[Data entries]
——

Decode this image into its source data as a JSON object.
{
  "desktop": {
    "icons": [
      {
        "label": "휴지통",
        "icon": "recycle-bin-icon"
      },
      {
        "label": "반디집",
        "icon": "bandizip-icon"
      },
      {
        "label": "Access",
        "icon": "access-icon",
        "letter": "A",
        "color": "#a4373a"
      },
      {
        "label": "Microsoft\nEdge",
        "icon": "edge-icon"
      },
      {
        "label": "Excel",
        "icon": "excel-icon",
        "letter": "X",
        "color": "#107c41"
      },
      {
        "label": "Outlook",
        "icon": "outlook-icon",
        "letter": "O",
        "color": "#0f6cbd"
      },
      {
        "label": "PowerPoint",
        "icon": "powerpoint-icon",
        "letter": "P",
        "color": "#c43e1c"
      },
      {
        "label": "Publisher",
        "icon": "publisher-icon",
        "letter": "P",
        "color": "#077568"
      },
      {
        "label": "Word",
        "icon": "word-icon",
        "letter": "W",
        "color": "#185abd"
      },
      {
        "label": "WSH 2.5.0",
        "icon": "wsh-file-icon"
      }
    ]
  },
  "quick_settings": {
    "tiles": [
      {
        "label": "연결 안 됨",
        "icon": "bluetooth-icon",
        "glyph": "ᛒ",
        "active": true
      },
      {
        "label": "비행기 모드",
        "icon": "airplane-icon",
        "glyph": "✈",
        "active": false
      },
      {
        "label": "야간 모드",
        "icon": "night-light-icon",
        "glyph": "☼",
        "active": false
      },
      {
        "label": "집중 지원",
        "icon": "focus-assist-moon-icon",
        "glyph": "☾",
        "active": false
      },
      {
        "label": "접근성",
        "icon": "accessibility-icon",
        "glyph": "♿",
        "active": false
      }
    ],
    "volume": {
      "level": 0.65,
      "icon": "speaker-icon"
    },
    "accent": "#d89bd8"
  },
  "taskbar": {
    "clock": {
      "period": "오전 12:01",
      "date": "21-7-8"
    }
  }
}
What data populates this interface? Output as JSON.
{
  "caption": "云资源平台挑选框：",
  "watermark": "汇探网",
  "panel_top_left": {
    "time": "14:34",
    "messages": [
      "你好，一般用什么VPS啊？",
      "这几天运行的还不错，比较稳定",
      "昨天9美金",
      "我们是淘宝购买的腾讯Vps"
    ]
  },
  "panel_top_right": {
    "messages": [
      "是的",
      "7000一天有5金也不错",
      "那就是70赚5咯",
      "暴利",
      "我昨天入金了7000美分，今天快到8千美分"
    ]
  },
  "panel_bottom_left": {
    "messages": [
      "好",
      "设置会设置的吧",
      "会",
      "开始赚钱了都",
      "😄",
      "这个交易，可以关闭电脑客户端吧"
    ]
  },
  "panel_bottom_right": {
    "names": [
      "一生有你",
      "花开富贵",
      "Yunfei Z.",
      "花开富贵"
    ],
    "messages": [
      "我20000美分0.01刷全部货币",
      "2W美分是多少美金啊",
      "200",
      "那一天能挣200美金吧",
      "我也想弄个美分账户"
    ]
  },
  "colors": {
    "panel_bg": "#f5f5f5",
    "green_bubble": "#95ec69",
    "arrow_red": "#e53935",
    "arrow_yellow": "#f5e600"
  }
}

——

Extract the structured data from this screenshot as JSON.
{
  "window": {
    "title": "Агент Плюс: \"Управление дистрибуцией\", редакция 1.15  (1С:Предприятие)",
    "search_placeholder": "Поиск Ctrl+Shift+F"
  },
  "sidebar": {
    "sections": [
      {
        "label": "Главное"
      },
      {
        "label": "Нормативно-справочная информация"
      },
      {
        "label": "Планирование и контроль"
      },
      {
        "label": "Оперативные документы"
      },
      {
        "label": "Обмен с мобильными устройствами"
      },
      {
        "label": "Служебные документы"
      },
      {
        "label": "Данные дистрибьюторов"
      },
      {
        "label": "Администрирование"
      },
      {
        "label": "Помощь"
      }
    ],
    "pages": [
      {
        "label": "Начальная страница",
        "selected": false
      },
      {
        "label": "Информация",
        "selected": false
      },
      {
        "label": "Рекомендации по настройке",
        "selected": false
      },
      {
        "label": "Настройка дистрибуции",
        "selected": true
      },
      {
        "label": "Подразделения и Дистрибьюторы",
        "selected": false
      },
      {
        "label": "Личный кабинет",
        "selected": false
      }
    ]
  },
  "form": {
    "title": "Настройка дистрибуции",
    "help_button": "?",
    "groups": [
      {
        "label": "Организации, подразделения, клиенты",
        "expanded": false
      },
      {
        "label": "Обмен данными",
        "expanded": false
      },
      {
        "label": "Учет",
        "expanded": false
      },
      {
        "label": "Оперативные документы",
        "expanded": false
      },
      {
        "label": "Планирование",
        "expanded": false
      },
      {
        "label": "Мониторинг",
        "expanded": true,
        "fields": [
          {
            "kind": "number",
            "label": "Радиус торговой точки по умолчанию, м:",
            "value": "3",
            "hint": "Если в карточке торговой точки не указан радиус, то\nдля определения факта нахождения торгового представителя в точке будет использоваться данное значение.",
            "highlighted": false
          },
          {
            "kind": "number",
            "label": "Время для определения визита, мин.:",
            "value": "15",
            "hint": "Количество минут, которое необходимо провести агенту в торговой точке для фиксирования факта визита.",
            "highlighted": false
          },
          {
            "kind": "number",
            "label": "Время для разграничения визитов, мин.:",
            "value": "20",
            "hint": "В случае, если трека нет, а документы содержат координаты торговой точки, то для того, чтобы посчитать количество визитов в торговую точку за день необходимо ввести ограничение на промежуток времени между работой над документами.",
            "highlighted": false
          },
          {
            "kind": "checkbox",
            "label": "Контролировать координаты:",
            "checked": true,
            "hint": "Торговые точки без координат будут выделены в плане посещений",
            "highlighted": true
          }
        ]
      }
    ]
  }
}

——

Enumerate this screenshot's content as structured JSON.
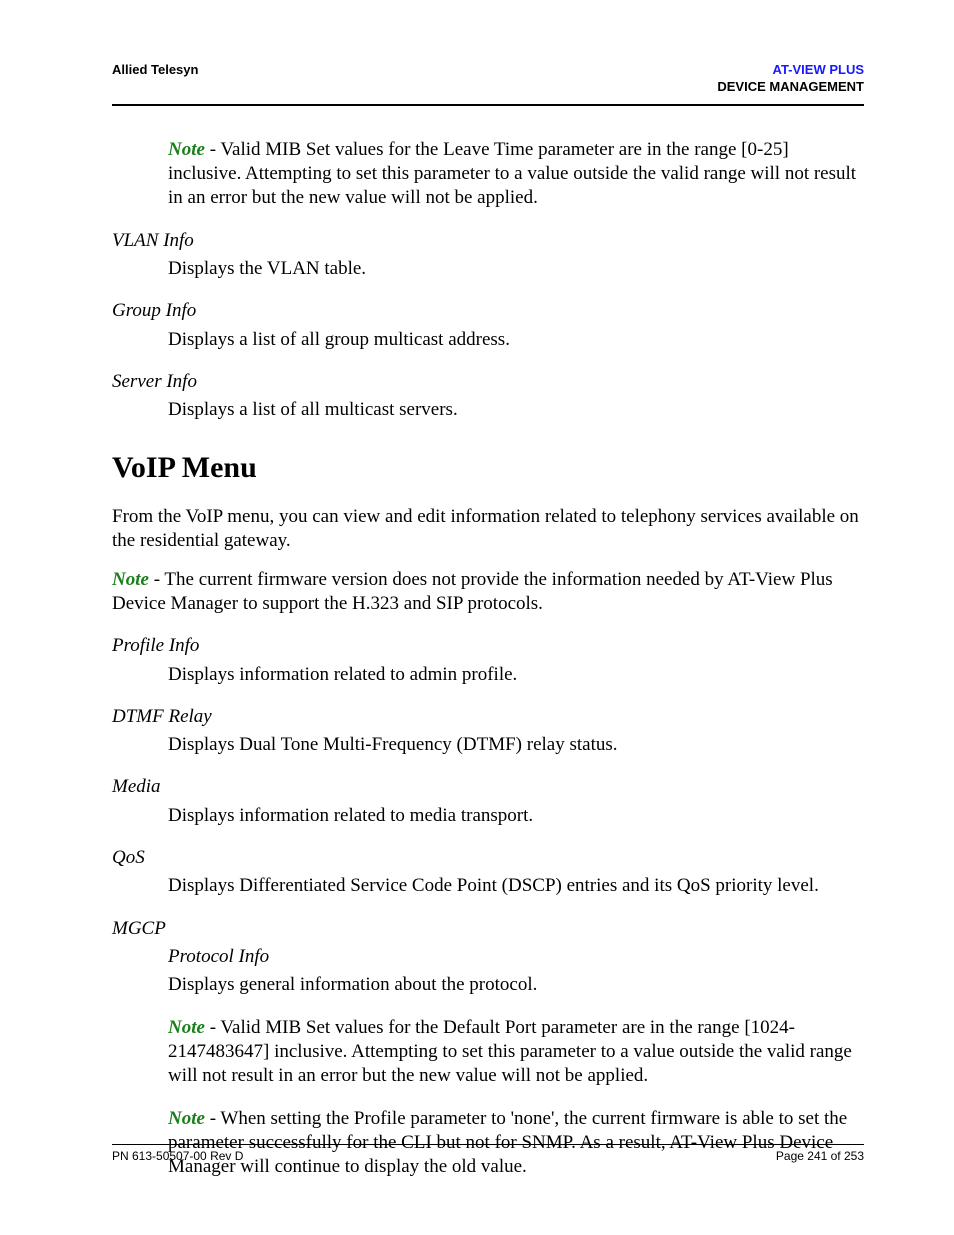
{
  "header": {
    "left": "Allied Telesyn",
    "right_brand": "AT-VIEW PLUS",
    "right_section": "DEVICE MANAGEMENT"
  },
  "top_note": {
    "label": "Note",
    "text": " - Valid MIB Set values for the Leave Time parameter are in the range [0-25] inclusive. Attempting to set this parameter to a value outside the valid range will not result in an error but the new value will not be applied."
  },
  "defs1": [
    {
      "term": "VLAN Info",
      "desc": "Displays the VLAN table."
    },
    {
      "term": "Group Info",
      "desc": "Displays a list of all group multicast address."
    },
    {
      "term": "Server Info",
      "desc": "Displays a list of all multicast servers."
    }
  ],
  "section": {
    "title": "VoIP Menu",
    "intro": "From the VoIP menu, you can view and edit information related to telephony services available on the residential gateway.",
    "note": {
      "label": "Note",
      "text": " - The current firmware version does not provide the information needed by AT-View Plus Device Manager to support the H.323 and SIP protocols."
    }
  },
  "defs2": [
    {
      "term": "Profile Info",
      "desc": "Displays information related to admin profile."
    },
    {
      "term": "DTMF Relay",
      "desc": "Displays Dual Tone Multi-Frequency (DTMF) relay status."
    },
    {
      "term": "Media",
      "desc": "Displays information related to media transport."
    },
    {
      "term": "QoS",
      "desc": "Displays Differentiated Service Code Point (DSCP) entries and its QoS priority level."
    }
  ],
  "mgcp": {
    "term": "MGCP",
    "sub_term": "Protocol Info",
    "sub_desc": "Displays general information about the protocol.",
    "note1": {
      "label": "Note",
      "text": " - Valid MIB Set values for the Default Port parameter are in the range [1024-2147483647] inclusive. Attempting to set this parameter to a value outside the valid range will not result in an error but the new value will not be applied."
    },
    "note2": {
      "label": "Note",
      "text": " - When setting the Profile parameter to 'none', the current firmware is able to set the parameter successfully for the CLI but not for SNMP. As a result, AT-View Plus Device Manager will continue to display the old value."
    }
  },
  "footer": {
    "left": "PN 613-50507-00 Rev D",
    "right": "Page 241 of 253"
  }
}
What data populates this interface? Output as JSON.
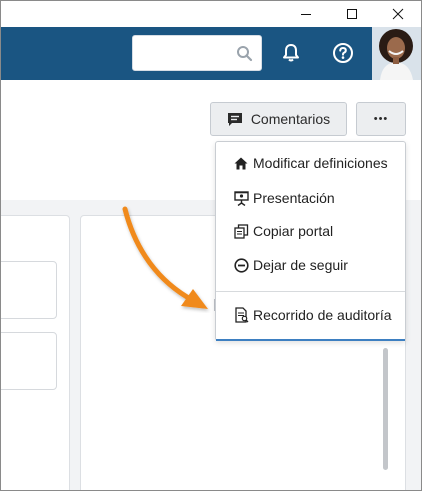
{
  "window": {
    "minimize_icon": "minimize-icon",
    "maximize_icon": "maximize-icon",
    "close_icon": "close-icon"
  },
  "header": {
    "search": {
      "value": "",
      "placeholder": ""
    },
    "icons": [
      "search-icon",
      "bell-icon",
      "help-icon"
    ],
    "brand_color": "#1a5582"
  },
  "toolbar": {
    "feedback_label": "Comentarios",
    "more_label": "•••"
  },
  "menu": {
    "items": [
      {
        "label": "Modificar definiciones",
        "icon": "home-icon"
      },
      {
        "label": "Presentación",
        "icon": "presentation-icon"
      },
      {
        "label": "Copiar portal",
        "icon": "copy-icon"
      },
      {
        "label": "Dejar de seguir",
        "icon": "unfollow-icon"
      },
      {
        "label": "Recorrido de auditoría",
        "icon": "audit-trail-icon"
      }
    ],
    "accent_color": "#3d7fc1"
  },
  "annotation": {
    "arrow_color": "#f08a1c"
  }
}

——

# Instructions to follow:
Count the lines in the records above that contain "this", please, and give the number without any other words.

# Exercise result:
7